To help ensure that the assessment is accurate and consistent, I would recommend a three-step criteria of content, intent and impact.

It is useful to take reference from the protocol for "information disorders" proposed by the Shorenstein Centre on Media, Politics and Public Policy at Harvard Kennedy School.

First, there is misinformation - where false information is shared but no harm is meant. Then, there is disinformation - where false information is knowingly shared to cause harm. Third, there is mal-information - where genuine information is shared to cause harm, often by moving information designed to stay in private or confidential space into the public sphere. A case in point is WikiLeaks.

Legislation should also demand greater accountability on the part of Internet service providers (ISPs) and especially large online platforms such as Google and Facebook. Going by the swift actions announced by Facebook in the past weeks, it is clear that there is a lot more these companies can do. For starters, they should have a "complaint management procedure".

Second, I support the idea of an independent "fact-checking body". The Government should seriously consider the creation of an Office of the Internet Ombudsman or a council that is tasked with evaluating cases reported by the public.

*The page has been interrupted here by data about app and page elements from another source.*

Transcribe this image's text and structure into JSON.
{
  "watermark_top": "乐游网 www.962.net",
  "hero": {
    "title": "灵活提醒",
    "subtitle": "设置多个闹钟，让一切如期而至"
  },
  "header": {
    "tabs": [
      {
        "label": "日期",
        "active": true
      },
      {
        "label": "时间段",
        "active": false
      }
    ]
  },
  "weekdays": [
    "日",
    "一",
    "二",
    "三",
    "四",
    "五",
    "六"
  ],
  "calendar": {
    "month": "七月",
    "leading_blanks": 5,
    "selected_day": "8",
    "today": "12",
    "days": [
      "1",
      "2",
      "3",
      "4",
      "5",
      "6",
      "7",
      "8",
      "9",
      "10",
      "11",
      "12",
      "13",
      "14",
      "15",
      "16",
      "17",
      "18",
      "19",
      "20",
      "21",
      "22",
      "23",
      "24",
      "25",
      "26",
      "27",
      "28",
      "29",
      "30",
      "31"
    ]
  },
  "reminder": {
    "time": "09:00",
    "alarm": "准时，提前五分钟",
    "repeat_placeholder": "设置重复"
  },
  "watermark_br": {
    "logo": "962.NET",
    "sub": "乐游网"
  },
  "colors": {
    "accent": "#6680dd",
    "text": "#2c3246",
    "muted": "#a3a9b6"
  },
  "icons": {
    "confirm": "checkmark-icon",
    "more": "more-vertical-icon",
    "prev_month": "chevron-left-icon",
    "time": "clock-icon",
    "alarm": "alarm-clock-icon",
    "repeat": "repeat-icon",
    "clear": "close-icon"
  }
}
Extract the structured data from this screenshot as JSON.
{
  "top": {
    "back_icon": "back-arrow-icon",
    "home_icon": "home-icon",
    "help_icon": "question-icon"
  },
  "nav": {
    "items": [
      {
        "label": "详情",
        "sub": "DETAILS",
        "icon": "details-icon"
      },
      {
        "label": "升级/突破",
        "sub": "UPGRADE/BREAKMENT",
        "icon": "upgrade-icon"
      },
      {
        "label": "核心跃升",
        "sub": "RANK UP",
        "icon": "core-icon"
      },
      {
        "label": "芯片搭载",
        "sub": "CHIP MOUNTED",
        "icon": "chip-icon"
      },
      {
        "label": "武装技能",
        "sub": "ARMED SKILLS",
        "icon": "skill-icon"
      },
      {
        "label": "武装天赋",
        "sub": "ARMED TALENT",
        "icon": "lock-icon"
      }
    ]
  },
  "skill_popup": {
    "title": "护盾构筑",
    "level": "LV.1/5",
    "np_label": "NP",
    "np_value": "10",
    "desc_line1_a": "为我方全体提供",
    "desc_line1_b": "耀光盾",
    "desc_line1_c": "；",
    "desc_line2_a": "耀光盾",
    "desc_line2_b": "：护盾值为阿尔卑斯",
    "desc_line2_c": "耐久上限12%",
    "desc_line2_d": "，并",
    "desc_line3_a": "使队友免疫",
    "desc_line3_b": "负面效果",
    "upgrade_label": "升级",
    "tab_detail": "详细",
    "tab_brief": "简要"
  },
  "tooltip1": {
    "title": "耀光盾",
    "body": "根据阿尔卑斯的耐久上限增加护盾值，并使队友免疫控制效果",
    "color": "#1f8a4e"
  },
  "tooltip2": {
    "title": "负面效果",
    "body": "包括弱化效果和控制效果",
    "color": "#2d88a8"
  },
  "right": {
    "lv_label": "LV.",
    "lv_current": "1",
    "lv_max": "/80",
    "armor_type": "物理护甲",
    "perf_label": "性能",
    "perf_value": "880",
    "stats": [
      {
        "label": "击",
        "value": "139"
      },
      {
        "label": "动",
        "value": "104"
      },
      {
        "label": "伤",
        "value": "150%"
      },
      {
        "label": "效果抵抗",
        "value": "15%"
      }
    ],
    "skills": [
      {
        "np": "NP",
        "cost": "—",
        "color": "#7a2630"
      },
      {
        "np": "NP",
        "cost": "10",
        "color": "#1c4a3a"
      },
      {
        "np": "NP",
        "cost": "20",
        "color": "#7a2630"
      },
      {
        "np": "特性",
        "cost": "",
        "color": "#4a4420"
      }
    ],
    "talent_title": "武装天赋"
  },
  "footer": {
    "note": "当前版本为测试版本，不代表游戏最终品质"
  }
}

This body should go beyond fact-checking and make an assessment of the veracity of content, the intent and its impact. It should have the powers of a tribunal to demand information and have limited powers to punish.

When a threat to national security or social cohesion is clear, the Government should act directly and decisively, using the new legislation along with existing legislation such as the Sedition Act and Maintenance of Religious Harmony Act.

As the Government can sometimes be an involved party in DOF cases, it is best that an independent third party acts as the first line of defence. This makes the process fairer and acceptable to the public, and is likely to be less awkward for the Government.

It is important that the fact-checking body serves as a neutral arbiter in form and substance. It must be seen as neutral.

A challenge would be the possible delay in taking down content that is maliciously false or harmful. In Germany, the Network Enforcement Act draws the distinction between content that is "manifestly unlawful" (to be taken down by the platform within 24 hours) and "merely unlawful" (to be investigated over seven days). Platform owners are responsible for taking down the content.

Third, legislation must be part of a multi-pronged approach. It should not unduly hinder the natural development of a "marketplace of ideas".

It is timely to consider legislation that gives the public greater access to information. (Singapore does not have the equivalent of the United States' Freedom of Information Act.) Freer public access to legitimate information would serve as a bulwark against DOF.

Public education and self-regulation by Internet players should be actively facilitated. There could also be a forum where key stakeholders - the Government, ISPs, non-governmental organisations and prominent content providers - come together to discuss pertinent issues and become part of the solution. The Responsible Gambling Forum is an example.


Maintaining public trust in the Government and key institutions is critical to winning the battle against DOF.

Given the ambiguous nature of the problem, due process and fairness must take precedence over speed. We should avoid a binary approach, which would have an effect that is similar to hastily throwing water to douse an electrical fire. It is wise to start with a light-touch approach in enforcement, and give the benefit of the doubt when the evidence is not clear enough.

Regardless of what we do to address the problem of DOF, it is important that the impact of our action on public trust remains a bedrock consideration.

 • Viswa Sadasivan, a former Nominated MP, is chief executive of Strategic Moves, a corporate strategy and communication consultancy with a focus on public policy.

A version of this article appeared in the print edition of The Straits Times on April 14, 2018, with the headline 'Fighting online falsehoods deliberately, but judiciously'. Print Edition | Subscribe